Trainer George Poulis also addresses the team. He mentions that he noticed "a couple of guys the other day use the toilet, get up and leave without washing their hands. Now you go to the fruit bowl, you touch some grapes, not taking all of them, and the next guy comes in, takes that grape that you had touched and puts it in his mouth. And what's on that grape? Fecal matter. That's how you spread virus and bacteria."
There is nervous schoolboy laughter in the room.
"V-Dub," catcher Gregg Zaun calls to Wells, "I think someone touched that apple."
When the meeting ends, the infielders and pitchers leave for Field 2 to work on bunt defense. I join the outfielders in the four covered batting cages for soft toss, a hitting drill in which a coach tosses baseballs to the hitter from behind a protective screen about 20 feet from home plate.

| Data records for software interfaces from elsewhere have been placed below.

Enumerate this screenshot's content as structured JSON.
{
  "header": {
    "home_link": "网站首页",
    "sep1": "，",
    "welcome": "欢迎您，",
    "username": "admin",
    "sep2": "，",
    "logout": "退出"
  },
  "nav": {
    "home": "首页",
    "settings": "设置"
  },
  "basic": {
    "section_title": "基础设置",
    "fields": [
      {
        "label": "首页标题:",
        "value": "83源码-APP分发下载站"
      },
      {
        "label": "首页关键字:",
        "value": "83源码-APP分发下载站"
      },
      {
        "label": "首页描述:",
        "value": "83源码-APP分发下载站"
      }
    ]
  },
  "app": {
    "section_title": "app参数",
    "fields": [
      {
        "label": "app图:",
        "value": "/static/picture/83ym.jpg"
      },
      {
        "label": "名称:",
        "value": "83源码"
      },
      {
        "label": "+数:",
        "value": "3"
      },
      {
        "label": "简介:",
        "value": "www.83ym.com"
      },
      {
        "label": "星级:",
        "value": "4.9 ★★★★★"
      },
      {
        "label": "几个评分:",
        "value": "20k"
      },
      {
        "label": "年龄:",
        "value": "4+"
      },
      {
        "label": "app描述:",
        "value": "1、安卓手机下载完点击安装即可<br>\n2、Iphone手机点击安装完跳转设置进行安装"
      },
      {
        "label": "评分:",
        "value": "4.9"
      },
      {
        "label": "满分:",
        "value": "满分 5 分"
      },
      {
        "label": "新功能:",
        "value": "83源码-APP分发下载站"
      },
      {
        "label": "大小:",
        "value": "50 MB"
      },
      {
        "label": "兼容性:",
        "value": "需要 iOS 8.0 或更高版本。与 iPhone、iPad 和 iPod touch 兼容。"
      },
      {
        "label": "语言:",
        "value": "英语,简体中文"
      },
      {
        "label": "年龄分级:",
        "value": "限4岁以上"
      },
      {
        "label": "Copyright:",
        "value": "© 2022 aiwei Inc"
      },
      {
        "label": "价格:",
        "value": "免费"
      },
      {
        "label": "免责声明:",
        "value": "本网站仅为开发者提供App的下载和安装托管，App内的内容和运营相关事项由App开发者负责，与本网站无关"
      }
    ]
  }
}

I work with Mike Barnett, 46, who has the rare distinction of being a big league hitting coach without ever having played a day of professional baseball. Barnett's career as a catcher ended in 1978 when he blew out his shoulder at Ohio University. So one day soon after, just to stay in baseball, he walked into the offices of the Pirates' Triple A team in Columbus, Ohio, his hometown, and asked for a job as a bullpen catcher. He got it. He worked his way through various college and minor league coaching stops until the Blue Jays hired him to be their hitting coach in 2002. "I know every day how fortunate I am to be doing what I'm doing," he says.
The art of hitting is the ability to cast aside the preponderance of failure endemic to the task. Only hitters and weather forecasters can be wrong so often and still keep their jobs. To that end a hitting coach is really a confidence coach. He must be vigilantly optimistic. But even in this fraternity of positive thinkers, Barnett stands out. The joke among the front office staff is that Barnett is so sunny that any day they expect him to say, "You know, I think Verducci has a chance to help us...."
Barnett is not, however, a miracle worker. I am 44 years old. Excluding handfuls of pickup games involving other sportswriters, I have not faced live pitching in more than 23 years, since a Rudy-like career at Penn State spent almost entirely as an outfielder on the practice squad. I have not hit with a wooden bat since I was 10, and that one was held together with nails and electrical tape. Not wanting to pretend to be something I wasn't, I didn't visit a batting cage or even swing a bat to prepare for this adventure.
Barnett makes some quick changes that click immediately: He lowers my hands, changes my swing path to a more downward angle and shows me how to shift my weight through the swing for a more balanced follow-through. I fall in love with the solid feel and thwack of hard maple upon a new baseball. Equipment manager Jeff Ross has issued me two bats, one maple and one traditional ash. The maple is noticeably harder.
"A lot of guys who use maple won't use it early in spring training," outfielder Reed Johnson tells me. "It doesn't break as easily, and early on you tend to get jammed more. Guys would rather just break their bat and not feel the pain."